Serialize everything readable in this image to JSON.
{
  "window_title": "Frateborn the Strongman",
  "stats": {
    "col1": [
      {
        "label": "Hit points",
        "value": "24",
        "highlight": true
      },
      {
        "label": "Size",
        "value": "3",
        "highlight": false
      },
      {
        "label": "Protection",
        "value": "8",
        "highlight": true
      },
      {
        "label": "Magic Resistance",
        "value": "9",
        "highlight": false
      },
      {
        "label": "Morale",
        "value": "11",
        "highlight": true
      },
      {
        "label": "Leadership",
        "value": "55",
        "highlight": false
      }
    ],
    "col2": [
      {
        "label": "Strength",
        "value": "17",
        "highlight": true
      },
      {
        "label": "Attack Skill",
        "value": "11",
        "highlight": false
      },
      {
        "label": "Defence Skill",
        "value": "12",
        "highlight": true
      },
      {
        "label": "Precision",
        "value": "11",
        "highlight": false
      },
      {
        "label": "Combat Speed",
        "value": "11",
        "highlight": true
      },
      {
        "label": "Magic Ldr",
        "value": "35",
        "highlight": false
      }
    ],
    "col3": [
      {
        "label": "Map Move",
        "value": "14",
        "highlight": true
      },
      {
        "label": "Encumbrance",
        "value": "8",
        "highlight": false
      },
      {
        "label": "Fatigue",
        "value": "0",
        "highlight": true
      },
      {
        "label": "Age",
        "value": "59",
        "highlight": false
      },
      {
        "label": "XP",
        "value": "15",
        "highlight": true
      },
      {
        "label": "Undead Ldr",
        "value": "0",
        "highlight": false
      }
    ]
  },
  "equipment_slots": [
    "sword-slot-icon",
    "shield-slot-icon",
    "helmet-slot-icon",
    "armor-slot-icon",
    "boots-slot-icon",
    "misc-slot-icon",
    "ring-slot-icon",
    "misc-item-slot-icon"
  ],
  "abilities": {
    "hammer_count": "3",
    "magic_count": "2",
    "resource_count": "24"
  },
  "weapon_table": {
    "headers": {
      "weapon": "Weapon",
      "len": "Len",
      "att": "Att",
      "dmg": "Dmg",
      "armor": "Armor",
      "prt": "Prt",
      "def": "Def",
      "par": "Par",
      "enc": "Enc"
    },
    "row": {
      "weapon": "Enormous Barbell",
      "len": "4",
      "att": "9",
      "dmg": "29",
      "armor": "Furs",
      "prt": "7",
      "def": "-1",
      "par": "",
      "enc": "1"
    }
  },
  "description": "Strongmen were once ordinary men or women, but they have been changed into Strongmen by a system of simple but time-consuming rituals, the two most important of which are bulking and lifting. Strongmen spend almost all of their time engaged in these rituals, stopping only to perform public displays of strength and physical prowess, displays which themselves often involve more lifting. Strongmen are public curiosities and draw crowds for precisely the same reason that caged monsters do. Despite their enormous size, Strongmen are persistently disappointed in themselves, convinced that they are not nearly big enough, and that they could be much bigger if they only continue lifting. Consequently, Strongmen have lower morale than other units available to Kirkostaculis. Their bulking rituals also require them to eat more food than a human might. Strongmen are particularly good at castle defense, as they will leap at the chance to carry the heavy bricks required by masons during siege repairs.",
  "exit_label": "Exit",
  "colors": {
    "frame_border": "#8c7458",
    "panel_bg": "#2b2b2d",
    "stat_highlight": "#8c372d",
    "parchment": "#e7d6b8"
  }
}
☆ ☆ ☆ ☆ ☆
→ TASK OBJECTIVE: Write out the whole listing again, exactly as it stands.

→ ANSWER BELOW:
Serialize everything readable in this image to JSON.
{
  "window_title": "Frateborn the Strongman",
  "stats": {
    "col1": [
      {
        "label": "Hit points",
        "value": "24",
        "highlight": true
      },
      {
        "label": "Size",
        "value": "3",
        "highlight": false
      },
      {
        "label": "Protection",
        "value": "8",
        "highlight": true
      },
      {
        "label": "Magic Resistance",
        "value": "9",
        "highlight": false
      },
      {
        "label": "Morale",
        "value": "11",
        "highlight": true
      },
      {
        "label": "Leadership",
        "value": "55",
        "highlight": false
      }
    ],
    "col2": [
      {
        "label": "Strength",
        "value": "17",
        "highlight": true
      },
      {
        "label": "Attack Skill",
        "value": "11",
        "highlight": false
      },
      {
        "label": "Defence Skill",
        "value": "12",
        "highlight": true
      },
      {
        "label": "Precision",
        "value": "11",
        "highlight": false
      },
      {
        "label": "Combat Speed",
        "value": "11",
        "highlight": true
      },
      {
        "label": "Magic Ldr",
        "value": "35",
        "highlight": false
      }
    ],
    "col3": [
      {
        "label": "Map Move",
        "value": "14",
        "highlight": true
      },
      {
        "label": "Encumbrance",
        "value": "8",
        "highlight": false
      },
      {
        "label": "Fatigue",
        "value": "0",
        "highlight": true
      },
      {
        "label": "Age",
        "value": "59",
        "highlight": false
      },
      {
        "label": "XP",
        "value": "15",
        "highlight": true
      },
      {
        "label": "Undead Ldr",
        "value": "0",
        "highlight": false
      }
    ]
  },
  "equipment_slots": [
    "sword-slot-icon",
    "shield-slot-icon",
    "helmet-slot-icon",
    "armor-slot-icon",
    "boots-slot-icon",
    "misc-slot-icon",
    "ring-slot-icon",
    "misc-item-slot-icon"
  ],
  "abilities": {
    "hammer_count": "3",
    "magic_count": "2",
    "resource_count": "24"
  },
  "weapon_table": {
    "headers": {
      "weapon": "Weapon",
      "len": "Len",
      "att": "Att",
      "dmg": "Dmg",
      "armor": "Armor",
      "prt": "Prt",
      "def": "Def",
      "par": "Par",
      "enc": "Enc"
    },
    "row": {
      "weapon": "Enormous Barbell",
      "len": "4",
      "att": "9",
      "dmg": "29",
      "armor": "Furs",
      "prt": "7",
      "def": "-1",
      "par": "",
      "enc": "1"
    }
  },
  "description": "Strongmen were once ordinary men or women, but they have been changed into Strongmen by a system of simple but time-consuming rituals, the two most important of which are bulking and lifting. Strongmen spend almost all of their time engaged in these rituals, stopping only to perform public displays of strength and physical prowess, displays which themselves often involve more lifting. Strongmen are public curiosities and draw crowds for precisely the same reason that caged monsters do. Despite their enormous size, Strongmen are persistently disappointed in themselves, convinced that they are not nearly big enough, and that they could be much bigger if they only continue lifting. Consequently, Strongmen have lower morale than other units available to Kirkostaculis. Their bulking rituals also require them to eat more food than a human might. Strongmen are particularly good at castle defense, as they will leap at the chance to carry the heavy bricks required by masons during siege repairs.",
  "exit_label": "Exit",
  "colors": {
    "frame_border": "#8c7458",
    "panel_bg": "#2b2b2d",
    "stat_highlight": "#8c372d",
    "parchment": "#e7d6b8"
  }
}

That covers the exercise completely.